Interface dataset entries:
○ ○ ○ ○ ○ ○ ○

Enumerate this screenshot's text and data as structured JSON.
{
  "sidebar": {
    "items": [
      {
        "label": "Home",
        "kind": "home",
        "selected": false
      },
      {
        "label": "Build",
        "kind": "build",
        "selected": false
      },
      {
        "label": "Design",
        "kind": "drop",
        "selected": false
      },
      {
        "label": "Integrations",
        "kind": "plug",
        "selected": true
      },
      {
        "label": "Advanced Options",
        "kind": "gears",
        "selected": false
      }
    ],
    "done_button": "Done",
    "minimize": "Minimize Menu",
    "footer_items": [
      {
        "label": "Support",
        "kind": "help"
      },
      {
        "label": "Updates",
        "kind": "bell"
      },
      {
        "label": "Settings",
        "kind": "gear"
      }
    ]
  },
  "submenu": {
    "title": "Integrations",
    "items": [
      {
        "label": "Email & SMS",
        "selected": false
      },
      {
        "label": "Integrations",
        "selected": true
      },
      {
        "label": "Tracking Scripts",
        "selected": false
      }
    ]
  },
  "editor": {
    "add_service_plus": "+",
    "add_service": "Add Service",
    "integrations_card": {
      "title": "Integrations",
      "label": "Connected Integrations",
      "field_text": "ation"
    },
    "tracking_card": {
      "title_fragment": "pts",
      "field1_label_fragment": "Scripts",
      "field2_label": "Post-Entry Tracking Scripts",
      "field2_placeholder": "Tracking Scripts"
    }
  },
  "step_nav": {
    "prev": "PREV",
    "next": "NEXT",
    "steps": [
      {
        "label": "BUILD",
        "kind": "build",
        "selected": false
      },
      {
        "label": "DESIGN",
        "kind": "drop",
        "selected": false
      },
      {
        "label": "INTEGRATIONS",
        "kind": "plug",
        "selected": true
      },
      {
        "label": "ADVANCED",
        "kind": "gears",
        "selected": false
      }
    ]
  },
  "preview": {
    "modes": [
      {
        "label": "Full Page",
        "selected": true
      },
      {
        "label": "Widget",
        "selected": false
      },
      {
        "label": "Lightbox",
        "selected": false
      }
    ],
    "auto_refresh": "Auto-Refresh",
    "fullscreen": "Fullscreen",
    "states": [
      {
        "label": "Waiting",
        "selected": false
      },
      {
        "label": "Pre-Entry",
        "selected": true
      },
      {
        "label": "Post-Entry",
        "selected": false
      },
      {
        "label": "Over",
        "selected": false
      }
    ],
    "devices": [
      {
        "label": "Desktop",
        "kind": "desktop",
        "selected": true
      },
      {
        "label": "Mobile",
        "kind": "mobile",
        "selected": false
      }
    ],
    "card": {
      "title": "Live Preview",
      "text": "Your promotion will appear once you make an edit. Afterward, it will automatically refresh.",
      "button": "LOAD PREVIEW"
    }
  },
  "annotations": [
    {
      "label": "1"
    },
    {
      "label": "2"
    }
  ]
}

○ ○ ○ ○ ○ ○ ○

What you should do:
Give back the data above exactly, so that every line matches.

Task result:
Enumerate this screenshot's text and data as structured JSON.
{
  "sidebar": {
    "items": [
      {
        "label": "Home",
        "kind": "home",
        "selected": false
      },
      {
        "label": "Build",
        "kind": "build",
        "selected": false
      },
      {
        "label": "Design",
        "kind": "drop",
        "selected": false
      },
      {
        "label": "Integrations",
        "kind": "plug",
        "selected": true
      },
      {
        "label": "Advanced Options",
        "kind": "gears",
        "selected": false
      }
    ],
    "done_button": "Done",
    "minimize": "Minimize Menu",
    "footer_items": [
      {
        "label": "Support",
        "kind": "help"
      },
      {
        "label": "Updates",
        "kind": "bell"
      },
      {
        "label": "Settings",
        "kind": "gear"
      }
    ]
  },
  "submenu": {
    "title": "Integrations",
    "items": [
      {
        "label": "Email & SMS",
        "selected": false
      },
      {
        "label": "Integrations",
        "selected": true
      },
      {
        "label": "Tracking Scripts",
        "selected": false
      }
    ]
  },
  "editor": {
    "add_service_plus": "+",
    "add_service": "Add Service",
    "integrations_card": {
      "title": "Integrations",
      "label": "Connected Integrations",
      "field_text": "ation"
    },
    "tracking_card": {
      "title_fragment": "pts",
      "field1_label_fragment": "Scripts",
      "field2_label": "Post-Entry Tracking Scripts",
      "field2_placeholder": "Tracking Scripts"
    }
  },
  "step_nav": {
    "prev": "PREV",
    "next": "NEXT",
    "steps": [
      {
        "label": "BUILD",
        "kind": "build",
        "selected": false
      },
      {
        "label": "DESIGN",
        "kind": "drop",
        "selected": false
      },
      {
        "label": "INTEGRATIONS",
        "kind": "plug",
        "selected": true
      },
      {
        "label": "ADVANCED",
        "kind": "gears",
        "selected": false
      }
    ]
  },
  "preview": {
    "modes": [
      {
        "label": "Full Page",
        "selected": true
      },
      {
        "label": "Widget",
        "selected": false
      },
      {
        "label": "Lightbox",
        "selected": false
      }
    ],
    "auto_refresh": "Auto-Refresh",
    "fullscreen": "Fullscreen",
    "states": [
      {
        "label": "Waiting",
        "selected": false
      },
      {
        "label": "Pre-Entry",
        "selected": true
      },
      {
        "label": "Post-Entry",
        "selected": false
      },
      {
        "label": "Over",
        "selected": false
      }
    ],
    "devices": [
      {
        "label": "Desktop",
        "kind": "desktop",
        "selected": true
      },
      {
        "label": "Mobile",
        "kind": "mobile",
        "selected": false
      }
    ],
    "card": {
      "title": "Live Preview",
      "text": "Your promotion will appear once you make an edit. Afterward, it will automatically refresh.",
      "button": "LOAD PREVIEW"
    }
  },
  "annotations": [
    {
      "label": "1"
    },
    {
      "label": "2"
    }
  ]
}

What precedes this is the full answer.